Joined
Nov 10, 2011
Messages
8
Reaction score
0
Location
Anchorage/Oceanside
TitusCooker said:
Two thoughts. The first: Champagne yeast dries everything out, and leaves little body or flavor. I am not a fan of the off-tastes thrown by it, either. It'll dry it out to .995, or thereabouts.

Second: Buckwheat is a honey many (mainly judges) do not enjoy. I've seen many suggestions of keeping it down to 10% of the honey. I did a 100% buckwheat/cocoa mead in 07, and it wasn't really drinkable until recently. It's a very earthy taste that goes well with cocoa. Not sure how it would go with lemon and ginger, but it's worth trying!

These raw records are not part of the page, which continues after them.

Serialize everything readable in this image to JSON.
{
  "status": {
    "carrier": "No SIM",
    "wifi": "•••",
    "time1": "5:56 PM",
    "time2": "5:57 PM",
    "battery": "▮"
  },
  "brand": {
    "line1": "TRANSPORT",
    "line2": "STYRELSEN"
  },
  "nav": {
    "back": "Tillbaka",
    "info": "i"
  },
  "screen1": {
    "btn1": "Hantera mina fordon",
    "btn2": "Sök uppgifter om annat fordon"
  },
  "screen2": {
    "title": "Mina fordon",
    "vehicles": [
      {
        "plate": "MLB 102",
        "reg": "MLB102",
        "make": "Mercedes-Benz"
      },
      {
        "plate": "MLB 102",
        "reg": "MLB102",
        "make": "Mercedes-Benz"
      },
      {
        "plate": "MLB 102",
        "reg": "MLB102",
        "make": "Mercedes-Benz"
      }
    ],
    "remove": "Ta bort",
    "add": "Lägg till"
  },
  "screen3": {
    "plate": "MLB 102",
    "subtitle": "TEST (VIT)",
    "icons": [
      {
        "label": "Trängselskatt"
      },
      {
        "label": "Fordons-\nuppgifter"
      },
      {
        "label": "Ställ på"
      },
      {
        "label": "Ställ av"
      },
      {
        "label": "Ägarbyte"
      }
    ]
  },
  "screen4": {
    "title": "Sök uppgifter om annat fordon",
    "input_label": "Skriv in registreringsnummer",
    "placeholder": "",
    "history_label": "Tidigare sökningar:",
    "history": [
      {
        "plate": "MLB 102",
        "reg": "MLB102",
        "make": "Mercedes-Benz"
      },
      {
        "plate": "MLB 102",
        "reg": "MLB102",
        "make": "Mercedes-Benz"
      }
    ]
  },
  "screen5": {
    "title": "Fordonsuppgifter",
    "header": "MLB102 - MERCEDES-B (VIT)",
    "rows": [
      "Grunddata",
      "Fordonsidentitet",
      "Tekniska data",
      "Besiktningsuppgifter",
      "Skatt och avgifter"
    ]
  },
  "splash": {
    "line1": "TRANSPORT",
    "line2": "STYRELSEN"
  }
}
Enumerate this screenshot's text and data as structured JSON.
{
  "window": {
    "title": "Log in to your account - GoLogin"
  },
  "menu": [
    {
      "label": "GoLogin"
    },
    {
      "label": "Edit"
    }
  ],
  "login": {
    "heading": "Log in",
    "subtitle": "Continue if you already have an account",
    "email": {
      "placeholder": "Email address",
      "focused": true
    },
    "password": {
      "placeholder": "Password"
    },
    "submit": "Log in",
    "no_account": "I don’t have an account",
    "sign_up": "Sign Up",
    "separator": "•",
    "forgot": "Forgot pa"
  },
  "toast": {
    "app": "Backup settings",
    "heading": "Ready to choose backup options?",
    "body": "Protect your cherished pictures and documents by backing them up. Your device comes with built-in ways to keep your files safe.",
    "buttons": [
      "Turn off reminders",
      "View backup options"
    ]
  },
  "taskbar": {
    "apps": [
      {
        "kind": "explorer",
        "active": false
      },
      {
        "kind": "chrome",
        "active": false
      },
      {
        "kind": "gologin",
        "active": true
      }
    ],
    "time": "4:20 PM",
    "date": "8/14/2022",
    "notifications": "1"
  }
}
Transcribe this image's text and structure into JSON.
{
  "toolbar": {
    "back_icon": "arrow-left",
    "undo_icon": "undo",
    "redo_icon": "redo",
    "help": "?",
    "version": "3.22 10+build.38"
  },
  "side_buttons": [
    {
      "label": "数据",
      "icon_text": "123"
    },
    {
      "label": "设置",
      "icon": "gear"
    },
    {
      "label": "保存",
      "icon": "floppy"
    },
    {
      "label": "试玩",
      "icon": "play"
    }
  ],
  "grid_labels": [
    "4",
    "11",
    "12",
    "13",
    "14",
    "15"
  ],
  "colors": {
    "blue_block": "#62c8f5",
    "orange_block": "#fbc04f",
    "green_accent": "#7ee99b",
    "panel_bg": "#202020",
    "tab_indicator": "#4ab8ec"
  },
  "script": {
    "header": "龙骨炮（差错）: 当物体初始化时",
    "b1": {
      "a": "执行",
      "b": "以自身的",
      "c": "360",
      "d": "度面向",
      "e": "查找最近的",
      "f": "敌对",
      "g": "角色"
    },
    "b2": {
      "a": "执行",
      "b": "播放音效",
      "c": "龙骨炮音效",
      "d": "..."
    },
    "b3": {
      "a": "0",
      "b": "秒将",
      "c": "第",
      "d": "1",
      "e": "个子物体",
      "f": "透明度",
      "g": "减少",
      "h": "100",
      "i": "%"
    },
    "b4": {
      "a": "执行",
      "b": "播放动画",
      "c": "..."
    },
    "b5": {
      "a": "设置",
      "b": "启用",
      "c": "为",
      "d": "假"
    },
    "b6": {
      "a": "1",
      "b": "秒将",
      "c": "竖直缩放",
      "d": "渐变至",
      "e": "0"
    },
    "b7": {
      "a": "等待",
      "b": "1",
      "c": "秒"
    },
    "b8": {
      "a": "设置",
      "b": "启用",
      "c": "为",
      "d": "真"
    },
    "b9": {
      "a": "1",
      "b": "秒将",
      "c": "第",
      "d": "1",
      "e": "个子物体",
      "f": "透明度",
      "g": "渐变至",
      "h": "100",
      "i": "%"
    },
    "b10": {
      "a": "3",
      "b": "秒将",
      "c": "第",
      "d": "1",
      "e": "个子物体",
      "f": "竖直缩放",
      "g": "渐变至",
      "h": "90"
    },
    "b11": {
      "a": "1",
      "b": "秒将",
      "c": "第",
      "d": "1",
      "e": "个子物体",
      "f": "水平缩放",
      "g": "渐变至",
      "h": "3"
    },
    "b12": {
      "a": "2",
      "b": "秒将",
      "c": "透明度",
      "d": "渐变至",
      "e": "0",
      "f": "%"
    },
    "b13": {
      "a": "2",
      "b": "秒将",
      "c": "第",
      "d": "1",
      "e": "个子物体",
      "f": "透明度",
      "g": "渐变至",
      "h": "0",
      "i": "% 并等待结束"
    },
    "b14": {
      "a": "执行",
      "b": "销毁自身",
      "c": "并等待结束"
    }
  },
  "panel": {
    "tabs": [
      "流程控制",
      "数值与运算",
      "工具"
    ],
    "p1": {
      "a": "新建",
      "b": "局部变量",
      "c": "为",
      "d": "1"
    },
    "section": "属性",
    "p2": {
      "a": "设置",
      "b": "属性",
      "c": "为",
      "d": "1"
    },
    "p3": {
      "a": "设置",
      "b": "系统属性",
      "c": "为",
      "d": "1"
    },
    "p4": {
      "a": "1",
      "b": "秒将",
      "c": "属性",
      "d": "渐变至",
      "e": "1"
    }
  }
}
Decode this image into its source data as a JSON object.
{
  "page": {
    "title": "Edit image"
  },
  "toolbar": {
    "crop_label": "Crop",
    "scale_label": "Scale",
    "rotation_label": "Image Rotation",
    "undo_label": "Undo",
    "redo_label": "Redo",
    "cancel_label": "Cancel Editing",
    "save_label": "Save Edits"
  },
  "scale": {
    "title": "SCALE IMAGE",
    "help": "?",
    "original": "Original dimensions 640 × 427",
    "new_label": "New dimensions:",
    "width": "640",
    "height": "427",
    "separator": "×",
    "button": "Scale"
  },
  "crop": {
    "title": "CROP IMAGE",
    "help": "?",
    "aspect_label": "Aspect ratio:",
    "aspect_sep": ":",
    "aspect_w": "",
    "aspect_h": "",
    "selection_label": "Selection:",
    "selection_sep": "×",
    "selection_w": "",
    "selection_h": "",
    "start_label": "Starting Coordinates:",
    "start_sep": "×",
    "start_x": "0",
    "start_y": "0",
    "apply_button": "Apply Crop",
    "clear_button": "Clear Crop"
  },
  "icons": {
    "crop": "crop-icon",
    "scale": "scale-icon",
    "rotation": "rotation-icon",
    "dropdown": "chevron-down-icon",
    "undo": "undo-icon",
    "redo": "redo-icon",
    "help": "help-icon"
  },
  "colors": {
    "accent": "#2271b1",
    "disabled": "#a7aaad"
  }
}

As an aside, many people love my buckwheat metheglin, but it never scores above 38 in competitions (e.g., many judges don't!). Oh well. :)

best,
Titus
What yeast do you recommend I use Titus?
 

TitusCooker

Active Member
Joined
Apr 1, 2011
Messages
25
Reaction score
0
Location
Ann Arbor
So sorry that I didn't get back to you on this. I just became a full member, so hope I will be here more often. I've used 71B-1122 on my own blueberry meads, with good results.

Yesterday, I kegged a blueberry mead that was 20 lbs of blueberries and 20 lbs of wildflower organic honey (plus nutrient, energizer over a period of a few days). It is a beautiful rose color. Then in the keg, I added 16 oz of blueberry concentrate. It adds back that blueberryness to the mead.
 
Top